** PROVIDED RECORDS follows **

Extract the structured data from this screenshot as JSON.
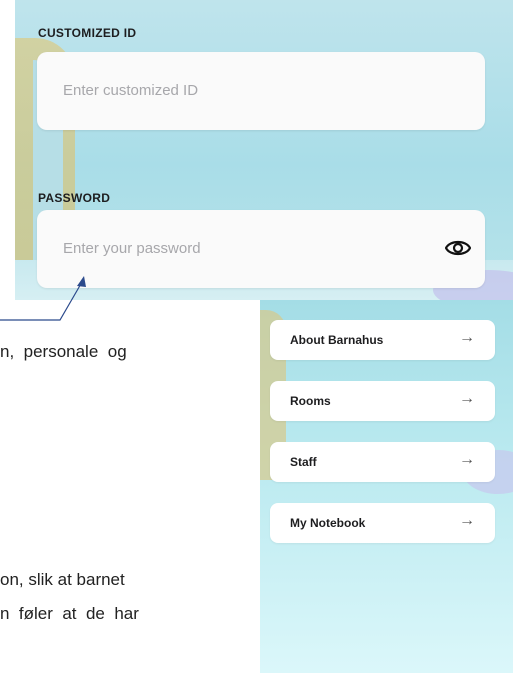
{
  "login": {
    "customized_id_label": "CUSTOMIZED ID",
    "customized_id_placeholder": "Enter customized ID",
    "password_label": "PASSWORD",
    "password_placeholder": "Enter your password",
    "toggle_icon": "eye-icon"
  },
  "body_text": {
    "line1": "n,  personale  og",
    "line2": "on, slik at barnet",
    "line3": "n  føler  at  de  har"
  },
  "menu": {
    "items": [
      {
        "label": "About Barnahus",
        "arrow": "→"
      },
      {
        "label": "Rooms",
        "arrow": "→"
      },
      {
        "label": "Staff",
        "arrow": "→"
      },
      {
        "label": "My Notebook",
        "arrow": "→"
      }
    ]
  },
  "colors": {
    "pointer_line": "#2b4a8c",
    "sky": "#a9dde8"
  }
}
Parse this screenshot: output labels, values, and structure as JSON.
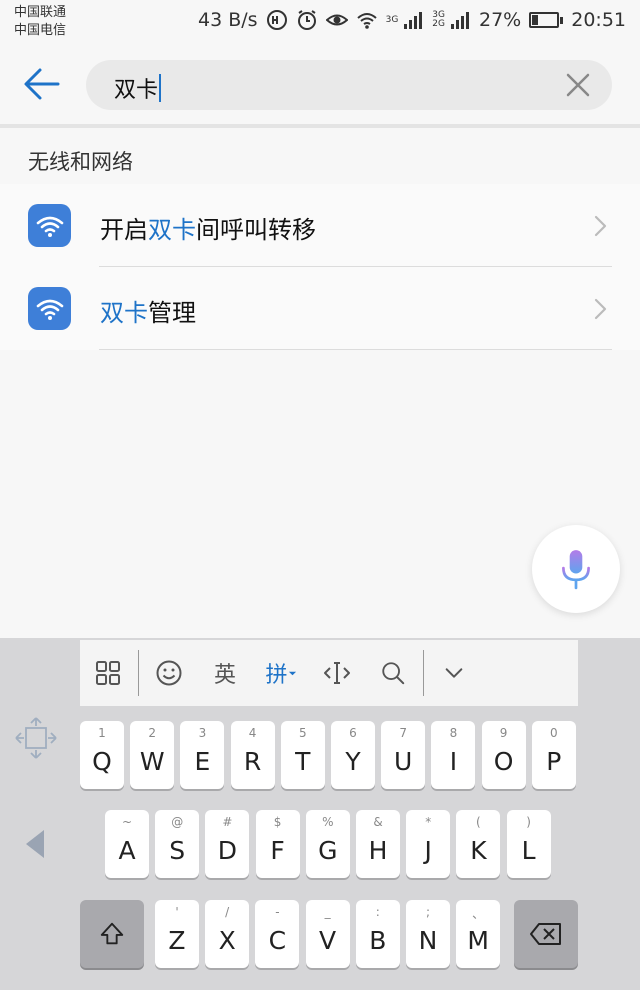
{
  "status_bar": {
    "carrier1": "中国联通",
    "carrier2": "中国电信",
    "speed": "43 B/s",
    "net1": "3G",
    "net2a": "3G",
    "net2b": "2G",
    "battery": "27%",
    "battery_level": 0.27,
    "time": "20:51"
  },
  "search": {
    "query": "双卡"
  },
  "section": {
    "title": "无线和网络"
  },
  "results": [
    {
      "pre": "开启",
      "hl": "双卡",
      "post": "间呼叫转移",
      "icon": "wifi-icon"
    },
    {
      "pre": "",
      "hl": "双卡",
      "post": "管理",
      "icon": "wifi-icon"
    }
  ],
  "keyboard": {
    "toolbar": {
      "english": "英",
      "pinyin": "拼"
    },
    "row1": [
      {
        "sub": "1",
        "main": "Q"
      },
      {
        "sub": "2",
        "main": "W"
      },
      {
        "sub": "3",
        "main": "E"
      },
      {
        "sub": "4",
        "main": "R"
      },
      {
        "sub": "5",
        "main": "T"
      },
      {
        "sub": "6",
        "main": "Y"
      },
      {
        "sub": "7",
        "main": "U"
      },
      {
        "sub": "8",
        "main": "I"
      },
      {
        "sub": "9",
        "main": "O"
      },
      {
        "sub": "0",
        "main": "P"
      }
    ],
    "row2": [
      {
        "sub": "~",
        "main": "A"
      },
      {
        "sub": "@",
        "main": "S"
      },
      {
        "sub": "#",
        "main": "D"
      },
      {
        "sub": "$",
        "main": "F"
      },
      {
        "sub": "%",
        "main": "G"
      },
      {
        "sub": "&",
        "main": "H"
      },
      {
        "sub": "*",
        "main": "J"
      },
      {
        "sub": "(",
        "main": "K"
      },
      {
        "sub": ")",
        "main": "L"
      }
    ],
    "row3": [
      {
        "sub": "'",
        "main": "Z"
      },
      {
        "sub": "/",
        "main": "X"
      },
      {
        "sub": "-",
        "main": "C"
      },
      {
        "sub": "_",
        "main": "V"
      },
      {
        "sub": ":",
        "main": "B"
      },
      {
        "sub": ";",
        "main": "N"
      },
      {
        "sub": "、",
        "main": "M"
      }
    ]
  },
  "colors": {
    "accent": "#1e73c8",
    "icon_bg": "#3e7fd8",
    "mic": "#8b7fe6"
  }
}
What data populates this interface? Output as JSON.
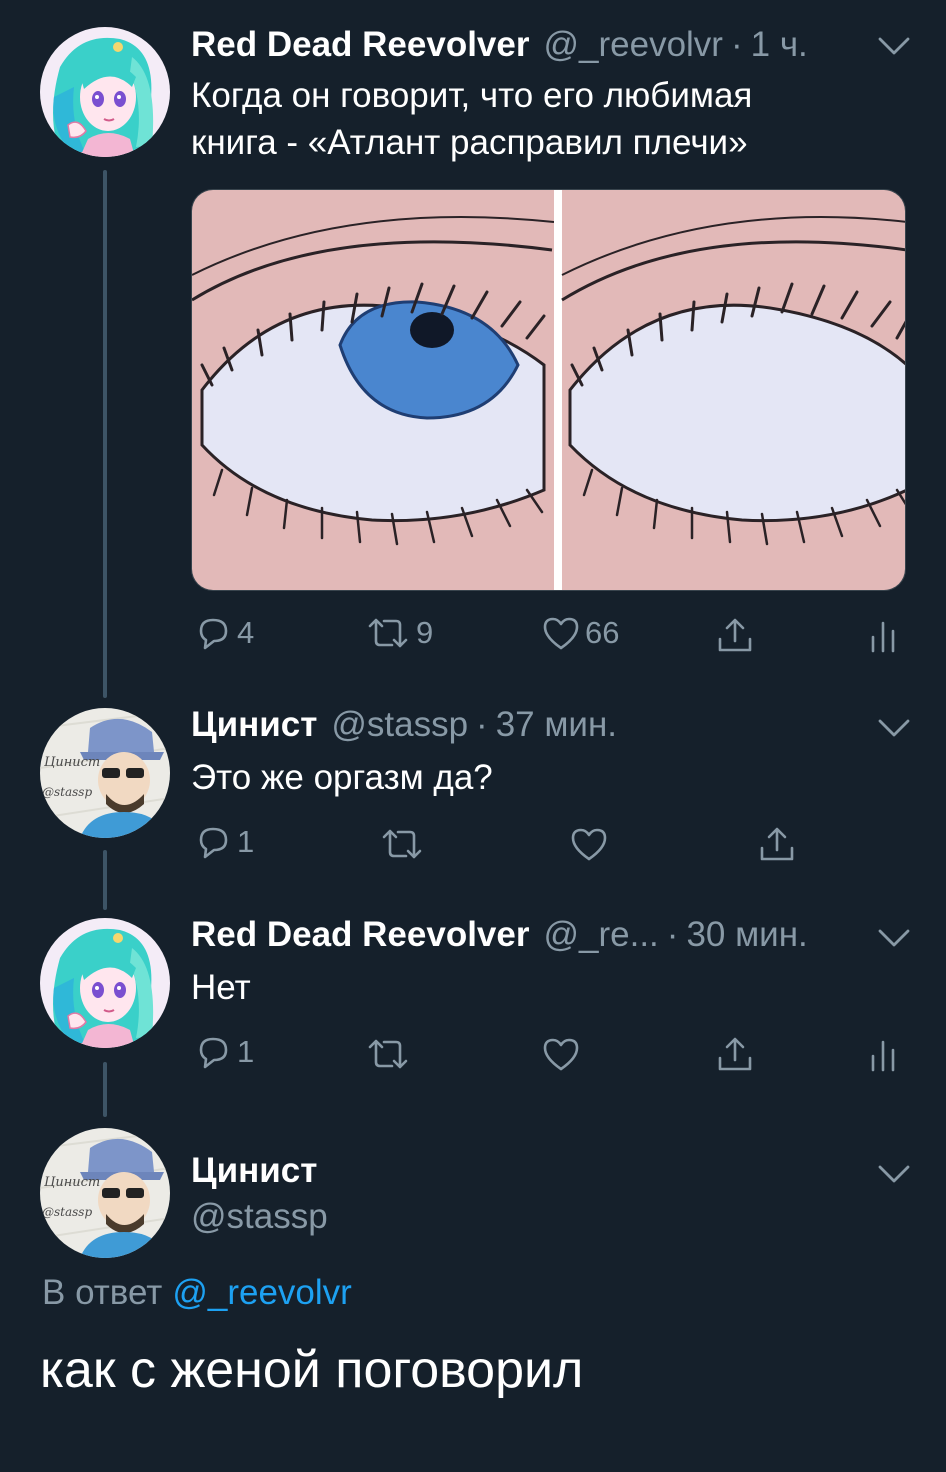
{
  "colors": {
    "background": "#15202b",
    "secondary_text": "#8899a6",
    "link": "#1da1f2",
    "thread_line": "#3d5466"
  },
  "tweets": [
    {
      "name": "Red Dead Reevolver",
      "handle": "@_reevolvr",
      "dot": "·",
      "time": "1 ч.",
      "text_lines": [
        "Когда он говорит, что его любимая",
        "книга - «Атлант расправил плечи»"
      ],
      "media": "two-panel eye meme: iris visible, then eye rolled back",
      "reply_count": "4",
      "retweet_count": "9",
      "like_count": "66"
    },
    {
      "name": "Цинист",
      "handle": "@stassp",
      "dot": "·",
      "time": "37 мин.",
      "text": "Это же оргазм да?",
      "reply_count": "1"
    },
    {
      "name": "Red Dead Reevolver",
      "handle": "@_re...",
      "dot": "·",
      "time": "30 мин.",
      "text": "Нет",
      "reply_count": "1"
    }
  ],
  "main_tweet": {
    "name": "Цинист",
    "handle": "@stassp",
    "reply_to_label": "В ответ",
    "reply_to_handle": "@_reevolvr",
    "text": "как с женой поговорил"
  },
  "icons": [
    "reply-icon",
    "retweet-icon",
    "like-icon",
    "share-icon",
    "analytics-icon",
    "chevron-down-icon"
  ]
}
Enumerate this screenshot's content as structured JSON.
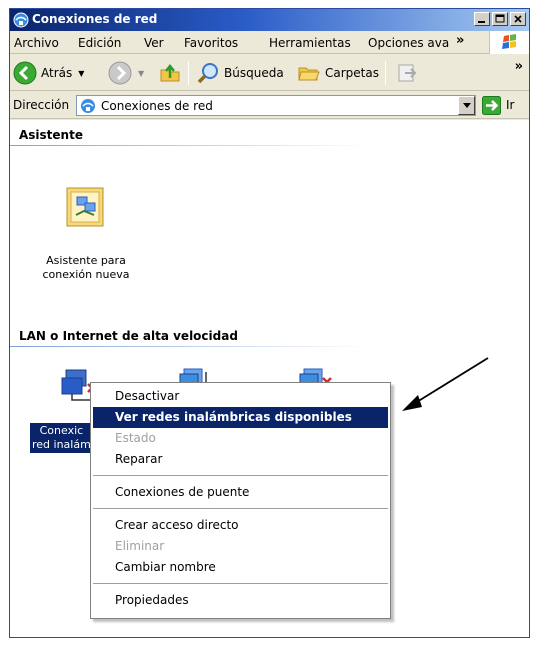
{
  "window": {
    "title": "Conexiones de red",
    "controls": [
      "minimize",
      "maximize",
      "close"
    ]
  },
  "menubar": {
    "items": [
      "Archivo",
      "Edición",
      "Ver",
      "Favoritos",
      "Herramientas",
      "Opciones ava"
    ],
    "overflow": "»"
  },
  "toolbar": {
    "back_label": "Atrás",
    "search_label": "Búsqueda",
    "folders_label": "Carpetas",
    "overflow": "»"
  },
  "address": {
    "label": "Dirección",
    "value": "Conexiones de red",
    "go_label": "Ir"
  },
  "content": {
    "groups": [
      {
        "header": "Asistente",
        "items": [
          {
            "label_line1": "Asistente para",
            "label_line2": "conexión nueva"
          }
        ]
      },
      {
        "header": "LAN o Internet de alta velocidad",
        "items": [
          {
            "label_line1": "Conexic",
            "label_line2": "red inalám",
            "selected": true
          }
        ]
      }
    ]
  },
  "context_menu": {
    "items": [
      {
        "label": "Desactivar",
        "state": "normal"
      },
      {
        "label": "Ver redes inalámbricas disponibles",
        "state": "default-highlighted"
      },
      {
        "label": "Estado",
        "state": "disabled"
      },
      {
        "label": "Reparar",
        "state": "normal"
      },
      {
        "label": "Conexiones de puente",
        "state": "normal"
      },
      {
        "label": "Crear acceso directo",
        "state": "normal"
      },
      {
        "label": "Eliminar",
        "state": "disabled"
      },
      {
        "label": "Cambiar nombre",
        "state": "normal"
      },
      {
        "label": "Propiedades",
        "state": "normal"
      }
    ]
  },
  "colors": {
    "titlebar": "#0a246a",
    "chrome": "#ece9d8",
    "highlight": "#0a246a",
    "disabled_text": "#a0a0a0"
  }
}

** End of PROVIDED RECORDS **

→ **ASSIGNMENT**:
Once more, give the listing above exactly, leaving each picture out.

→ **OUTPUT OF THE EXERCISE**:
Extract the structured data from this screenshot as JSON.
{
  "login": {
    "customized_id_label": "CUSTOMIZED ID",
    "customized_id_placeholder": "Enter customized ID",
    "password_label": "PASSWORD",
    "password_placeholder": "Enter your password",
    "toggle_icon": "eye-icon"
  },
  "body_text": {
    "line1": "n,  personale  og",
    "line2": "on, slik at barnet",
    "line3": "n  føler  at  de  har"
  },
  "menu": {
    "items": [
      {
        "label": "About Barnahus",
        "arrow": "→"
      },
      {
        "label": "Rooms",
        "arrow": "→"
      },
      {
        "label": "Staff",
        "arrow": "→"
      },
      {
        "label": "My Notebook",
        "arrow": "→"
      }
    ]
  },
  "colors": {
    "pointer_line": "#2b4a8c",
    "sky": "#a9dde8"
  }
}
Parse this screenshot: output labels, values, and structure as JSON.
{
  "status_bar": {
    "carrier1": "中国联通",
    "carrier2": "中国电信",
    "speed": "43 B/s",
    "net1": "3G",
    "net2a": "3G",
    "net2b": "2G",
    "battery": "27%",
    "battery_level": 0.27,
    "time": "20:51"
  },
  "search": {
    "query": "双卡"
  },
  "section": {
    "title": "无线和网络"
  },
  "results": [
    {
      "pre": "开启",
      "hl": "双卡",
      "post": "间呼叫转移",
      "icon": "wifi-icon"
    },
    {
      "pre": "",
      "hl": "双卡",
      "post": "管理",
      "icon": "wifi-icon"
    }
  ],
  "keyboard": {
    "toolbar": {
      "english": "英",
      "pinyin": "拼"
    },
    "row1": [
      {
        "sub": "1",
        "main": "Q"
      },
      {
        "sub": "2",
        "main": "W"
      },
      {
        "sub": "3",
        "main": "E"
      },
      {
        "sub": "4",
        "main": "R"
      },
      {
        "sub": "5",
        "main": "T"
      },
      {
        "sub": "6",
        "main": "Y"
      },
      {
        "sub": "7",
        "main": "U"
      },
      {
        "sub": "8",
        "main": "I"
      },
      {
        "sub": "9",
        "main": "O"
      },
      {
        "sub": "0",
        "main": "P"
      }
    ],
    "row2": [
      {
        "sub": "~",
        "main": "A"
      },
      {
        "sub": "@",
        "main": "S"
      },
      {
        "sub": "#",
        "main": "D"
      },
      {
        "sub": "$",
        "main": "F"
      },
      {
        "sub": "%",
        "main": "G"
      },
      {
        "sub": "&",
        "main": "H"
      },
      {
        "sub": "*",
        "main": "J"
      },
      {
        "sub": "(",
        "main": "K"
      },
      {
        "sub": ")",
        "main": "L"
      }
    ],
    "row3": [
      {
        "sub": "'",
        "main": "Z"
      },
      {
        "sub": "/",
        "main": "X"
      },
      {
        "sub": "-",
        "main": "C"
      },
      {
        "sub": "_",
        "main": "V"
      },
      {
        "sub": ":",
        "main": "B"
      },
      {
        "sub": ";",
        "main": "N"
      },
      {
        "sub": "、",
        "main": "M"
      }
    ]
  },
  "colors": {
    "accent": "#1e73c8",
    "icon_bg": "#3e7fd8",
    "mic": "#8b7fe6"
  }
}
What data populates this interface? Output as JSON.
{
  "colors": {
    "background": "#15202b",
    "secondary_text": "#8899a6",
    "link": "#1da1f2",
    "thread_line": "#3d5466"
  },
  "tweets": [
    {
      "name": "Red Dead Reevolver",
      "handle": "@_reevolvr",
      "dot": "·",
      "time": "1 ч.",
      "text_lines": [
        "Когда он говорит, что его любимая",
        "книга - «Атлант расправил плечи»"
      ],
      "media": "two-panel eye meme: iris visible, then eye rolled back",
      "reply_count": "4",
      "retweet_count": "9",
      "like_count": "66"
    },
    {
      "name": "Цинист",
      "handle": "@stassp",
      "dot": "·",
      "time": "37 мин.",
      "text": "Это же оргазм да?",
      "reply_count": "1"
    },
    {
      "name": "Red Dead Reevolver",
      "handle": "@_re...",
      "dot": "·",
      "time": "30 мин.",
      "text": "Нет",
      "reply_count": "1"
    }
  ],
  "main_tweet": {
    "name": "Цинист",
    "handle": "@stassp",
    "reply_to_label": "В ответ",
    "reply_to_handle": "@_reevolvr",
    "text": "как с женой поговорил"
  },
  "icons": [
    "reply-icon",
    "retweet-icon",
    "like-icon",
    "share-icon",
    "analytics-icon",
    "chevron-down-icon"
  ]
}
Enumerate this screenshot's content as structured JSON.
{
  "window": {
    "title": "Conexiones de red",
    "controls": [
      "minimize",
      "maximize",
      "close"
    ]
  },
  "menubar": {
    "items": [
      "Archivo",
      "Edición",
      "Ver",
      "Favoritos",
      "Herramientas",
      "Opciones ava"
    ],
    "overflow": "»"
  },
  "toolbar": {
    "back_label": "Atrás",
    "search_label": "Búsqueda",
    "folders_label": "Carpetas",
    "overflow": "»"
  },
  "address": {
    "label": "Dirección",
    "value": "Conexiones de red",
    "go_label": "Ir"
  },
  "content": {
    "groups": [
      {
        "header": "Asistente",
        "items": [
          {
            "label_line1": "Asistente para",
            "label_line2": "conexión nueva"
          }
        ]
      },
      {
        "header": "LAN o Internet de alta velocidad",
        "items": [
          {
            "label_line1": "Conexic",
            "label_line2": "red inalám",
            "selected": true
          }
        ]
      }
    ]
  },
  "context_menu": {
    "items": [
      {
        "label": "Desactivar",
        "state": "normal"
      },
      {
        "label": "Ver redes inalámbricas disponibles",
        "state": "default-highlighted"
      },
      {
        "label": "Estado",
        "state": "disabled"
      },
      {
        "label": "Reparar",
        "state": "normal"
      },
      {
        "label": "Conexiones de puente",
        "state": "normal"
      },
      {
        "label": "Crear acceso directo",
        "state": "normal"
      },
      {
        "label": "Eliminar",
        "state": "disabled"
      },
      {
        "label": "Cambiar nombre",
        "state": "normal"
      },
      {
        "label": "Propiedades",
        "state": "normal"
      }
    ]
  },
  "colors": {
    "titlebar": "#0a246a",
    "chrome": "#ece9d8",
    "highlight": "#0a246a",
    "disabled_text": "#a0a0a0"
  }
}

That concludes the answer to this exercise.